Entering a very large number
On 3/30/18 6:41 AM, bartc wrote:
> On 27/03/2018 04:49, Richard Damon wrote:
>> On 3/26/18 8:46 AM, bartc wrote:
>>> Hence my testing with CPython 3.6, rather than on something like
>>> PyPy which can give results that are meaningless. Because, for
>>> example, real code doesn't repeatedly execute the same pointless
>>> fragment millions of times. But a real context is too complicated to
>>> set up.
>> The bigger issue is that these sort of micro-measurements aren't
>> actually that good at measuring real quantitative performance costs.
>> They can often give qualitative indications, but the way modern
>> computers work, processing environment is extremely important in
>> performance, so these sorts of isolated measure can often be
>> misleading. The problem is that if you measure operation a, and then
>> measure operation b, if you think that doing a then b in the loop
>> that you will get a time of a+b, you will quite often be
>> significantly wrong, as cache performance can drastically affect
>> things. Thus you really need to do performance testing as part of a
>> practical sized exercise, not a micro one, in order to get a real
> That might apply to native code, where timing behaviour of a
> complicated ?chip like x86 might be unintuitive.
> But my comments were specifically about byte-code executed with
> CPython. Then the behaviour is a level or two removed from the
> hardware and with slightly different characteristics.
> (Since the program you are actually executing is the interpreter, not
> the Python program, which is merely data. And whatever aggressive
> optimisations are done to the interpreter code, they are not affected
> by the Python program being run.)
But cache behavior may very well still influence it, as a small section
of byte code may only exercise a small part of the interpreter, and thus
it might be able to all (or mostly)) live in cache, and thus run faster,
while a broader program, uses more of the interpreter, and may no longer
fit in the cache. In some ways, this can be much amplified over a fully
compiled code as very small changes in byte code can have much bigger
effects over what gets accessed.
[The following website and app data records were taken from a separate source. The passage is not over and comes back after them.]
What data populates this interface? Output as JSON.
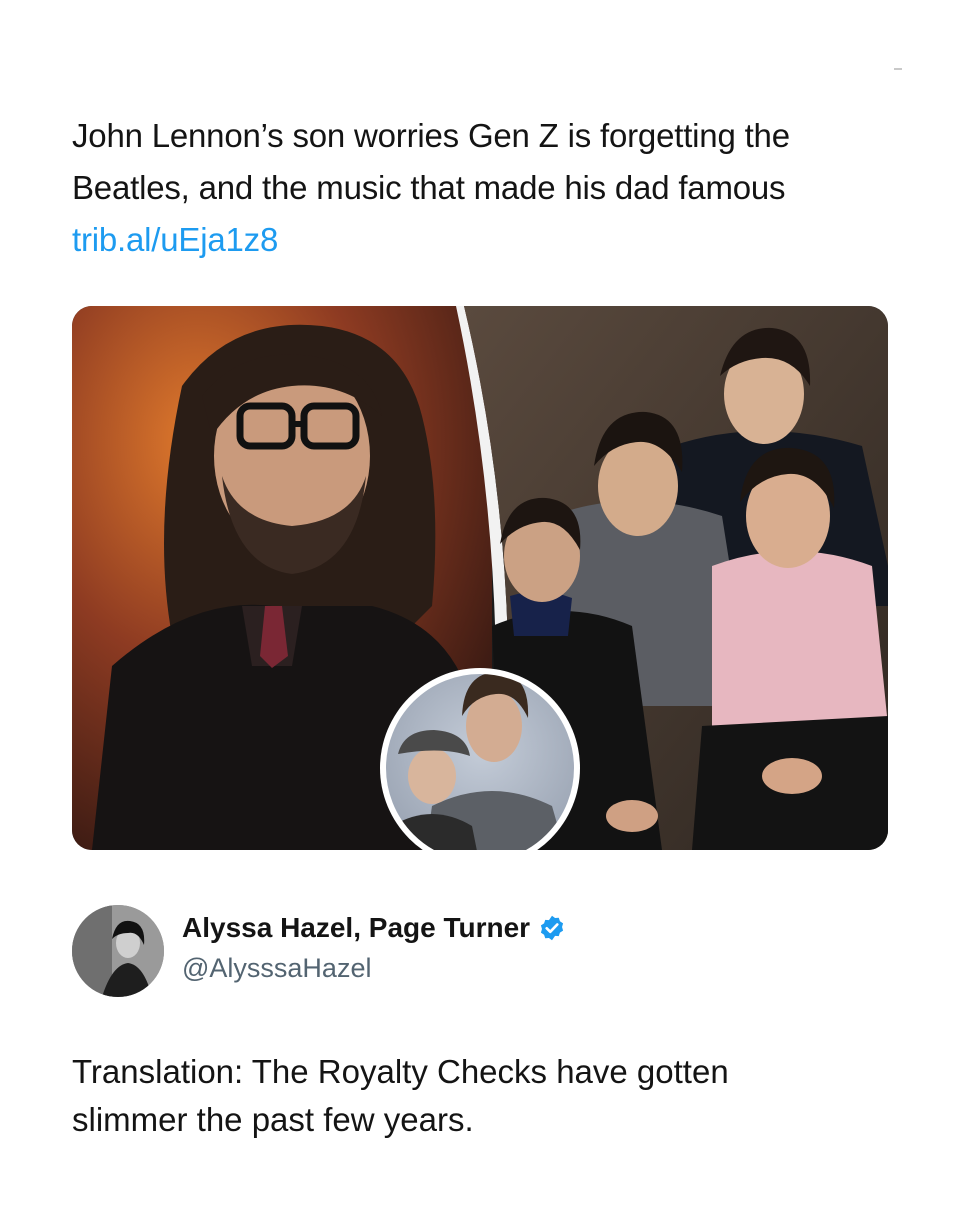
{
  "quoted_post": {
    "text_line_1": "John Lennon’s son worries Gen Z is forgetting the",
    "text_line_2": "Beatles, and the music that made his dad famous",
    "link": "trib.al/uEja1z8"
  },
  "media": {
    "left_photo": "man-with-long-hair-and-glasses-photo",
    "right_photo": "four-band-members-group-photo",
    "inset_photo": "couple-portrait-inset"
  },
  "author": {
    "name": "Alyssa Hazel, Page Turner",
    "handle": "@AlysssaHazel",
    "verified_icon": "verified-badge-icon",
    "accent_color": "#1d9bf0"
  },
  "reply": {
    "text_line_1": "Translation: The Royalty Checks have gotten",
    "text_line_2": "slimmer the past few years."
  }
}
You probably do get less opportunity
for things to speed up by combining pieces, but still plenty of
opportunity to get slowdowns.
Another factor that you run into is that lookup time can be a factor,
just the mere presence of lots of other code in the test module, even if
not executing, can impact the speed it runs at.